Problem - From the records below, count the lines containing the word "title" and give only that number.

Recorded data
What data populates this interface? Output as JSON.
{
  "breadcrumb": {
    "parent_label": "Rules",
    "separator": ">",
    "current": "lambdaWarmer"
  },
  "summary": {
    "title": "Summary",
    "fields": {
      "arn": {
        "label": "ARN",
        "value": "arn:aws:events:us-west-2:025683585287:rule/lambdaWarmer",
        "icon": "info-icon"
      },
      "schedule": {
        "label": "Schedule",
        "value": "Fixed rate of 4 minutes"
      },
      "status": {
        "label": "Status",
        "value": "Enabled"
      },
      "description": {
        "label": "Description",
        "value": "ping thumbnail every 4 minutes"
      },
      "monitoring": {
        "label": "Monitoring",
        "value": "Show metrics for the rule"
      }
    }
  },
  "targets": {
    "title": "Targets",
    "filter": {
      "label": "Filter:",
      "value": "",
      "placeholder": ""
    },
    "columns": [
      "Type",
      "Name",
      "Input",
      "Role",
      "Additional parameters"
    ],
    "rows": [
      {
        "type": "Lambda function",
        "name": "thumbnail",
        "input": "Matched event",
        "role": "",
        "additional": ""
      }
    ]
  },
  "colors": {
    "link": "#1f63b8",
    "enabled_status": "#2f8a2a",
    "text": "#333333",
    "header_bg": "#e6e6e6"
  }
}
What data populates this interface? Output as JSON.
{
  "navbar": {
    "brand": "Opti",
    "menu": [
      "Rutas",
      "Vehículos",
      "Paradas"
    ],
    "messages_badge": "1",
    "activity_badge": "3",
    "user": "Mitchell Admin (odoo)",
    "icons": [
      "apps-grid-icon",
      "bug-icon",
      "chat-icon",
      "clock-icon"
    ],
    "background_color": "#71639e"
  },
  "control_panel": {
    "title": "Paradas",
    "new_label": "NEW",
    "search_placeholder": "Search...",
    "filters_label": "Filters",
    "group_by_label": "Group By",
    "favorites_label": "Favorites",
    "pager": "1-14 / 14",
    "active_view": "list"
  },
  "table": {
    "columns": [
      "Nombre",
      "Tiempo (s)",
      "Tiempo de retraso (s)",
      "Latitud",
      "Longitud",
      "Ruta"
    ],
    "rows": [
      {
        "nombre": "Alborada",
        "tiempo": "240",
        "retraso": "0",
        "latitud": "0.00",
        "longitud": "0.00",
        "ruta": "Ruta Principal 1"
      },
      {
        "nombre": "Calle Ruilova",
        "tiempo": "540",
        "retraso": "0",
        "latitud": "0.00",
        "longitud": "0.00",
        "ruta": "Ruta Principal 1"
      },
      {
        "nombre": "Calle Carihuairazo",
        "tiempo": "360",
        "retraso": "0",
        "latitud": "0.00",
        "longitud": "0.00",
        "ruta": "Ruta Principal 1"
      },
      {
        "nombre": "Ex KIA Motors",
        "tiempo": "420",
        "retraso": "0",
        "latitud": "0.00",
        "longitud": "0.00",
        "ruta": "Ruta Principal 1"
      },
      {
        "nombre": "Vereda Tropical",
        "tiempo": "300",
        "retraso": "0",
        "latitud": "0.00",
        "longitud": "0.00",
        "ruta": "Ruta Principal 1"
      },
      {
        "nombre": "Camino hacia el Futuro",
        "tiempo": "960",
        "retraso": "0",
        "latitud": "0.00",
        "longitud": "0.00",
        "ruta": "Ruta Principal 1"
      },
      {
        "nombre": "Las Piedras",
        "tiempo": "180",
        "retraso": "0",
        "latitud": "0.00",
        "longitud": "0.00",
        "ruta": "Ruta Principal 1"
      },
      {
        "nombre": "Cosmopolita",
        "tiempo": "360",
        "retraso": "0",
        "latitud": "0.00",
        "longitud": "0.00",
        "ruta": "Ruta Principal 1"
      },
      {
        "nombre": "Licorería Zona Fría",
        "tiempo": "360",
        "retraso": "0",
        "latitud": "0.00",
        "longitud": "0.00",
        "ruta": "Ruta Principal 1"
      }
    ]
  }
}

Response to the task - 3